Leaving all preconceived notions aside and focusing on the music, there is little on Low in High School that will engender that Kanye West-like guilty pleasure feeling you may experience where the music does the speaking. Morrissey’s eleventh solo album is a musically maximalist statement that depends on theatrical reverberations and sky-high crescendos to uphold the weighty subject matter. Horns, strings and classical style piano pop up throughout. The forcefully dramatic ‘In your Lap’ is one where you can imagine Morrissey on a stage with the spotlight on him, crying out against the horrors of war. The album does occasionally take on a musical-like quality.
‘I Bury the Living’ is a track that could stir some controversy, where Morrisey takes on the persona of a soldier in a sardonic rant against the glorification of war. He is seeking to expunge the idea of ‘heroism’ and propound the notion of war as state-sanctified homicide. A line as stark as “give me an order and I’ll blow up your daughter” will remain lodged in your hippocampus. The song is actually as darkly humorous as it is intense though.

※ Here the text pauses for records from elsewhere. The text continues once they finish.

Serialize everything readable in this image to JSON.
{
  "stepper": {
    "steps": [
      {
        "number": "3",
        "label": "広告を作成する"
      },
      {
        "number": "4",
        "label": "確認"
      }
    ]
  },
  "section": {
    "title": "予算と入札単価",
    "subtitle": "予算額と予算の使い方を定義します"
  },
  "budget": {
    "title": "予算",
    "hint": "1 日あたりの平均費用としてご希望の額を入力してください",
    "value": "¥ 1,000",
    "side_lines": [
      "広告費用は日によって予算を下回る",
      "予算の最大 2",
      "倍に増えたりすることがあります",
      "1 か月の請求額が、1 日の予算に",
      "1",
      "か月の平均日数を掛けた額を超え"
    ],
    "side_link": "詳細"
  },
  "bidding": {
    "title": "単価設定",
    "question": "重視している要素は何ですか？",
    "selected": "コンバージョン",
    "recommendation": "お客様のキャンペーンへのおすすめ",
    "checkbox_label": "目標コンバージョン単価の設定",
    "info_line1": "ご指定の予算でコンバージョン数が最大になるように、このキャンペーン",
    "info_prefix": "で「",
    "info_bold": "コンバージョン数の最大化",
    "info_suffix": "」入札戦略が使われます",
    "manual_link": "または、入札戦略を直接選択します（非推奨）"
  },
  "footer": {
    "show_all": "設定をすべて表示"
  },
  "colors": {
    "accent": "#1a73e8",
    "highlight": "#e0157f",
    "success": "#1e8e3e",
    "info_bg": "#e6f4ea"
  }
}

And that leads onto the idea that Low in High School should not be taken too seriously. Maybe with Morrissey’s routine outbursts, they won’t. Certainly, when I heard the lead single ‘Spent the Day in Bed’ with all its banality and comic squelches in the background, it was a head-scratching moment. Although, I’m sure many of us could follow his mantra of the need for a prolonged slumber and isolation from the scaremongering media – ‘the news contrives to frighten you’. Elsewhere, there is some semi-bizarre nods to hair rock and oriental sounds. “All the Young People must Fall in Love” glides along with a happy-go-lucky 70s clapping beat as Morrissey wails about nuclear weapons incinerating people. An upfront tension exists between his self-importance and the adventurous, operatic production.
People need music to unwind, cheer them up or substantiate their emotions. Low in High School is more just Morrissey’s current agenda; a muddled string of murky sentiments glued together in a fabric of grandiose, super-imposing instrumentation. Being a die-hard Smiths fan must a tricky existence. When their messiah comes out with his contrarian views, will they say he should ‘stick to the music’? Low in High School is the album that will test their patience because their ability to decouple a truly legendary voice from his opinions, will be strained. It’s intriguing yet in equal part overbearing.